(Dataset entries)
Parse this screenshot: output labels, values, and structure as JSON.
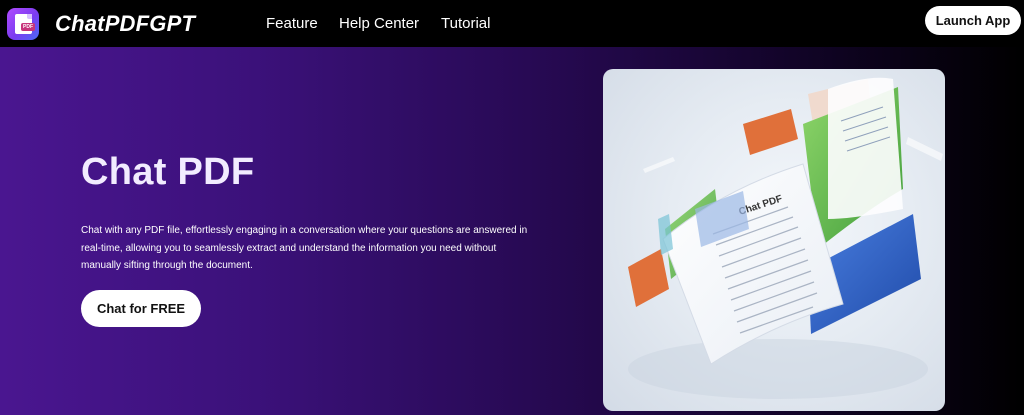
{
  "header": {
    "logo_badge": "PDF",
    "brand": "ChatPDFGPT",
    "nav": [
      {
        "label": "Feature"
      },
      {
        "label": "Help Center"
      },
      {
        "label": "Tutorial"
      }
    ],
    "launch_label": "Launch App"
  },
  "hero": {
    "title": "Chat PDF",
    "description": "Chat with any PDF file, effortlessly engaging in a conversation where your questions are answered in real-time, allowing you to seamlessly extract and understand the information you need without manually sifting through the document.",
    "cta_label": "Chat for FREE"
  },
  "illustration": {
    "doc_title": "Chat PDF"
  },
  "colors": {
    "hero_gradient_start": "#4a1690",
    "hero_gradient_end": "#000000",
    "panel_green": "#5fbf4a",
    "panel_blue": "#2f5fc4",
    "panel_orange": "#e0703a"
  }
}
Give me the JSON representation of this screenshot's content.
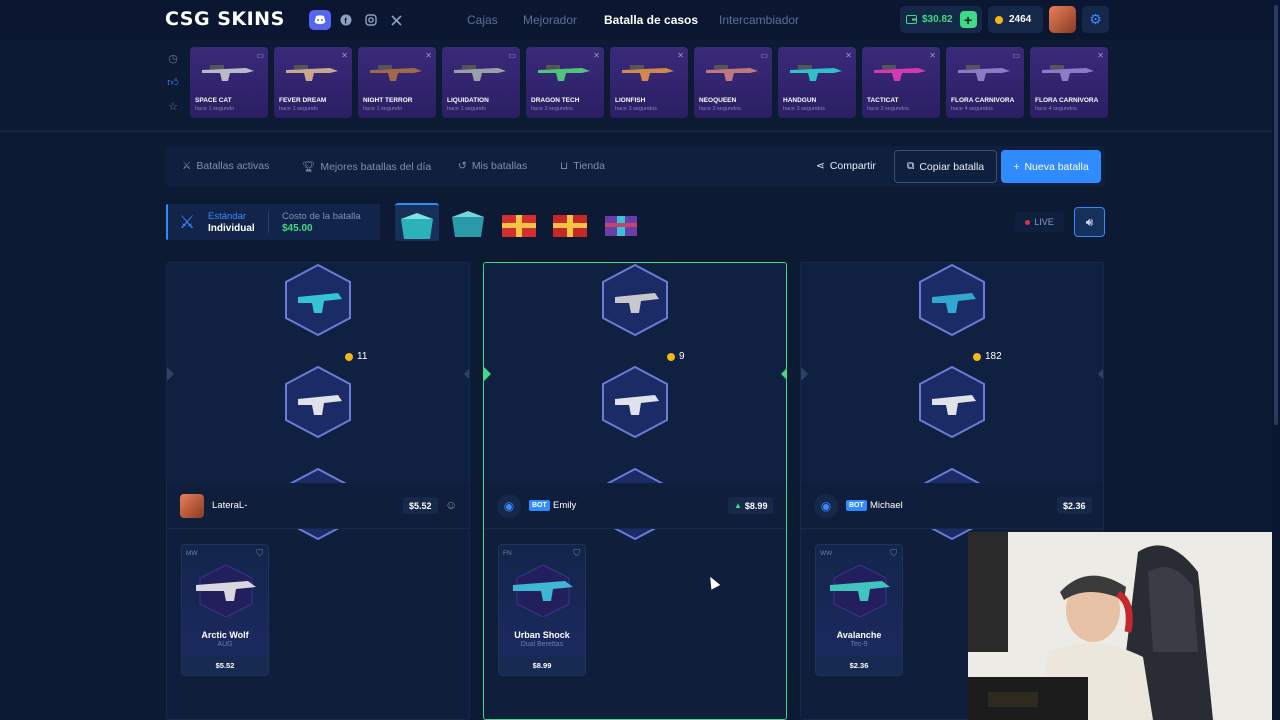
{
  "header": {
    "logo": "CSG SKINS",
    "nav": [
      "Cajas",
      "Mejorador",
      "Batalla de casos",
      "Intercambiador"
    ],
    "active_nav": "Batalla de casos",
    "balance": "$30.82",
    "coins": "2464",
    "social_icons": [
      "discord-icon",
      "facebook-icon",
      "instagram-icon",
      "x-icon"
    ]
  },
  "drops": [
    {
      "name": "SPACE CAT",
      "time": "hace 1 segundo"
    },
    {
      "name": "FEVER DREAM",
      "time": "hace 1 segundo"
    },
    {
      "name": "NIGHT TERROR",
      "time": "hace 1 segundo"
    },
    {
      "name": "LIQUIDATION",
      "time": "hace 1 segundo"
    },
    {
      "name": "DRAGON TECH",
      "time": "hace 3 segundos"
    },
    {
      "name": "LIONFISH",
      "time": "hace 3 segundos"
    },
    {
      "name": "NEOQUEEN",
      "time": "hace 3 segundos"
    },
    {
      "name": "HANDGUN",
      "time": "hace 3 segundos"
    },
    {
      "name": "TACTICAT",
      "time": "hace 3 segundos"
    },
    {
      "name": "FLORA CARNIVORA",
      "time": "hace 4 segundos"
    },
    {
      "name": "FLORA CARNIVORA",
      "time": "hace 4 segundos"
    }
  ],
  "tabs": {
    "active": "Batallas activas",
    "best": "Mejores batallas del día",
    "mine": "Mis batallas",
    "shop": "Tienda",
    "share": "Compartir",
    "copy": "Copiar batalla",
    "new": "Nueva batalla"
  },
  "mode": {
    "type": "Estándar",
    "sub": "Individual",
    "cost_label": "Costo de la batalla",
    "cost": "$45.00"
  },
  "live_label": "LIVE",
  "players": [
    {
      "name": "LateraL-",
      "amount": "$5.52",
      "tickets": "11",
      "is_bot": false,
      "item": {
        "cond": "MW",
        "name": "Arctic Wolf",
        "type": "AUG",
        "price": "$5.52"
      }
    },
    {
      "name": "Emily",
      "amount": "$8.99",
      "tickets": "9",
      "is_bot": true,
      "item": {
        "cond": "FN",
        "name": "Urban Shock",
        "type": "Dual Berettas",
        "price": "$8.99"
      }
    },
    {
      "name": "Michael",
      "amount": "$2.36",
      "tickets": "182",
      "is_bot": true,
      "item": {
        "cond": "WW",
        "name": "Avalanche",
        "type": "Tec-9",
        "price": "$2.36"
      }
    }
  ],
  "bot_tag": "BOT",
  "colors": {
    "accent": "#2f8bff",
    "money": "#3ddc84",
    "coin": "#f3b718",
    "drop_bg": "#2a1f63"
  }
}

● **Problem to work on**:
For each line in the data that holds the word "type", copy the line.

● **Exercise output**:
    "type": "Estándar",
        "type": "AUG",
        "type": "Dual Berettas",
        "type": "Tec-9",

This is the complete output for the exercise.